Why the Best Leaders Are Habitually Wrong

Leaders are expected to have all the right answers. But getting those answers means asking the right questions. And the higher one climbs, the harder it becomes to ask these questions. How can you overcome this dilemma? Start early – establish bubble-bursting habits now to help surface the information you need tomorrow. Hal Gregersen, Executive Director of the MIT Leadership Center, has recently shared tools in the Harvard Business Review that can you can use today.

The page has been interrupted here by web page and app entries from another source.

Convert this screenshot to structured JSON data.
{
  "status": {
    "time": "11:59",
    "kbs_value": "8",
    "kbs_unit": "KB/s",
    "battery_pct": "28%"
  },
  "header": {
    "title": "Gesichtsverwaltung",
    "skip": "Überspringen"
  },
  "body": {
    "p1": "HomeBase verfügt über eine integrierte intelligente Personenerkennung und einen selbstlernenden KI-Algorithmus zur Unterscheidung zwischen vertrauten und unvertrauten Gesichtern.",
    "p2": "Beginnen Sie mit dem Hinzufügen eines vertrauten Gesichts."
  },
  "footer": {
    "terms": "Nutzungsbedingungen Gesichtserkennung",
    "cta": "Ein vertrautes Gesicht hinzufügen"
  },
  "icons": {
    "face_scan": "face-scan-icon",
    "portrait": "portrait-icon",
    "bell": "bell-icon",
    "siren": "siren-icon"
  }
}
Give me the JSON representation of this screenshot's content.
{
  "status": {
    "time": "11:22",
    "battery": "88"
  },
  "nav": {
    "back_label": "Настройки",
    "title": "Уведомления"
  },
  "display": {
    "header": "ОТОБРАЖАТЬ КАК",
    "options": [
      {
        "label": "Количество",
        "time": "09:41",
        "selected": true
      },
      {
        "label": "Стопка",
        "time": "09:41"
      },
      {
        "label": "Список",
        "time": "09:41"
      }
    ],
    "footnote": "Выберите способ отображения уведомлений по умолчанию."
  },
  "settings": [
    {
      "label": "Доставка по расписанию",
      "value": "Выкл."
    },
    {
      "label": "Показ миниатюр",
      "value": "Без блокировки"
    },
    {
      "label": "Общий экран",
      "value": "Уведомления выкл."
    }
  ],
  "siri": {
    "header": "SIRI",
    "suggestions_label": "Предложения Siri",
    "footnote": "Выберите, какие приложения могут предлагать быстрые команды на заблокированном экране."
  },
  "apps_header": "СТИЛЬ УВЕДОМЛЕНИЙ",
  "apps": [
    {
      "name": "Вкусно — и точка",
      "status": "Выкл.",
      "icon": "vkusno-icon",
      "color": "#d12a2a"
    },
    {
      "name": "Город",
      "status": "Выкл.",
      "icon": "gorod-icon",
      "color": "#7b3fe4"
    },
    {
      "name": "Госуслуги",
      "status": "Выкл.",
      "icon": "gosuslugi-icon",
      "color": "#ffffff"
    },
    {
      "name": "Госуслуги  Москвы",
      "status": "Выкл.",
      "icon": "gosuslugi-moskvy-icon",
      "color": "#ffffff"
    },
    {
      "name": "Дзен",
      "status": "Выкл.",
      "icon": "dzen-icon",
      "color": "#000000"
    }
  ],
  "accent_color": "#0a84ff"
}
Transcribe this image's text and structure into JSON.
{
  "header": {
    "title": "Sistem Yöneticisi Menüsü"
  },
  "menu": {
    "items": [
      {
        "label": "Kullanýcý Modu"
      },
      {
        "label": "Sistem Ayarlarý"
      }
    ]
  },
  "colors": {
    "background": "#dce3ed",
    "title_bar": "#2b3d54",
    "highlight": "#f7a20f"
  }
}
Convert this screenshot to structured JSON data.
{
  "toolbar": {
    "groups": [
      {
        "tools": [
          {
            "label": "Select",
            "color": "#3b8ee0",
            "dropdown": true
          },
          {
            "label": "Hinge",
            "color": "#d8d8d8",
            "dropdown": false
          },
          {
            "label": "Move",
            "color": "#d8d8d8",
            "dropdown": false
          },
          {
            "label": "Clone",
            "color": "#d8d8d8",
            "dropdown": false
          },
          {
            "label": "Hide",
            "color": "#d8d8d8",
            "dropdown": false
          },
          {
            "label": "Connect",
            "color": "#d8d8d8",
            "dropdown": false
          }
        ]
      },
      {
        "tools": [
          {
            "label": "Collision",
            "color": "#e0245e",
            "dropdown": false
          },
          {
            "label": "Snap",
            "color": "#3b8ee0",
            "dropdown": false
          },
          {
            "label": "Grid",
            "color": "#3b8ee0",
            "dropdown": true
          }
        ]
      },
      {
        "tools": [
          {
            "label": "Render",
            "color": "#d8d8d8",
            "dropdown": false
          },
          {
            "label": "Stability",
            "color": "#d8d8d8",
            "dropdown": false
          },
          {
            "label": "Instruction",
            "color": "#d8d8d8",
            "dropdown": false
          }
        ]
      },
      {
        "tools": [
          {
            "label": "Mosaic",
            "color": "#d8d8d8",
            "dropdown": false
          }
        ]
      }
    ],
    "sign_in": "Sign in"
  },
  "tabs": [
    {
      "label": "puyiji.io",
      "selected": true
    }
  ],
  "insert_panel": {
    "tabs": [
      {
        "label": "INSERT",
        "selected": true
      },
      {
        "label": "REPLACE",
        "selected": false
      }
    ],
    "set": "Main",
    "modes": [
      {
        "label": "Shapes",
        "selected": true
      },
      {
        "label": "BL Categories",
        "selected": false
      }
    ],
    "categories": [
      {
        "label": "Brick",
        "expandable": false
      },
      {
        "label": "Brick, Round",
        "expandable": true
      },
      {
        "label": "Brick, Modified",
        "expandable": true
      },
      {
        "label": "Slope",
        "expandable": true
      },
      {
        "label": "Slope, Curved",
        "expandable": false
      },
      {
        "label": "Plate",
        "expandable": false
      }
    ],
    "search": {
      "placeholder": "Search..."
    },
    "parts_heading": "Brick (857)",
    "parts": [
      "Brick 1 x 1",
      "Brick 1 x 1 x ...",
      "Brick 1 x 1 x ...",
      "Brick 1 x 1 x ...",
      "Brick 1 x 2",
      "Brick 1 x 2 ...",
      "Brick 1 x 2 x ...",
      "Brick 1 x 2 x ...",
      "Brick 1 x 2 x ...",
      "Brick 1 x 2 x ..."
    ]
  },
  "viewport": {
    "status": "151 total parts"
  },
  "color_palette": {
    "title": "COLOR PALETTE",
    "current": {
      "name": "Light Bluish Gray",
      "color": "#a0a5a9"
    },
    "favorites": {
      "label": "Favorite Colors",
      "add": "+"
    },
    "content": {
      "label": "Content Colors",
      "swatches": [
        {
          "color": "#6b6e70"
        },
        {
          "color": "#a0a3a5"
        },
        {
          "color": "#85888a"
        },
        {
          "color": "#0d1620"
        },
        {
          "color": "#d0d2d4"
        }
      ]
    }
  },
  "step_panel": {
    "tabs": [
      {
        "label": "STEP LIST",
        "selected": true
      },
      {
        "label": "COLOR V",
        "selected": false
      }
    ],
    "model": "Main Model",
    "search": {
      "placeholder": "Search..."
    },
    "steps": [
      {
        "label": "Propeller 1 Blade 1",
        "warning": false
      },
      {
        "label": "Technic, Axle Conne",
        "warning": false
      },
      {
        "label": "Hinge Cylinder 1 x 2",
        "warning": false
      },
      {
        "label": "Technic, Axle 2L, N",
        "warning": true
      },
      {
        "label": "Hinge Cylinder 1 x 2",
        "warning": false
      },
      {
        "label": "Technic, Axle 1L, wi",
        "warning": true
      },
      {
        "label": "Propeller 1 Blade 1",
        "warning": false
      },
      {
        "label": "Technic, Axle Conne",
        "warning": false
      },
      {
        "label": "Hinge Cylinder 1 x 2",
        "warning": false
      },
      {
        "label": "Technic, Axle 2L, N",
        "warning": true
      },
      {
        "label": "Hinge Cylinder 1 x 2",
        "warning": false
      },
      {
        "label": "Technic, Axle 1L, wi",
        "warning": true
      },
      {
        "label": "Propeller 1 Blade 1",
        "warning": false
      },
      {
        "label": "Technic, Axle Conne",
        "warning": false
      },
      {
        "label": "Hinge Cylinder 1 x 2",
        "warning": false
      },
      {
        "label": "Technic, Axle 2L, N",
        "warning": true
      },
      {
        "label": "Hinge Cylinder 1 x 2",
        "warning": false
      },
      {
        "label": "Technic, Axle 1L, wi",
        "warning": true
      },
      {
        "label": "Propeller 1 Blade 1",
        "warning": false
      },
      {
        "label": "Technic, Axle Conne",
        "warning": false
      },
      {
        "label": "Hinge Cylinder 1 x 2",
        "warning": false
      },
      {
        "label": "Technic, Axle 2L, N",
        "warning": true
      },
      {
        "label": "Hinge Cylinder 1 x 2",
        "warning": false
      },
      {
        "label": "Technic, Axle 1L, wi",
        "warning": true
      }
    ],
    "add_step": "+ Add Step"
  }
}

Based on Gregersen’s interviews with more than 200 executives, one of the primary challenges for a CEO is the information bubble imposed by the position. Employees are reluctant to give the boss bad news, and as a result, critical information can arrive too late or not at all. The answer lies in asking the right questions. As Gregersen writes, “Persistent CEOs almost always get the information they request… Their bigger problem is getting information they haven’t demanded because they don’t know to ask for it.”

How can you make asking good questions become habit? By being “unexpectedly wrong,” “unusually uncomfortable,” and “uncharacteristically quiet.” Detailed in the HBR article, practicing these three techniques regularly will get you to the right questions.

To learn more about how Gregersen’s leadership expertise can benefit your organization, contact us.

Danny Stern: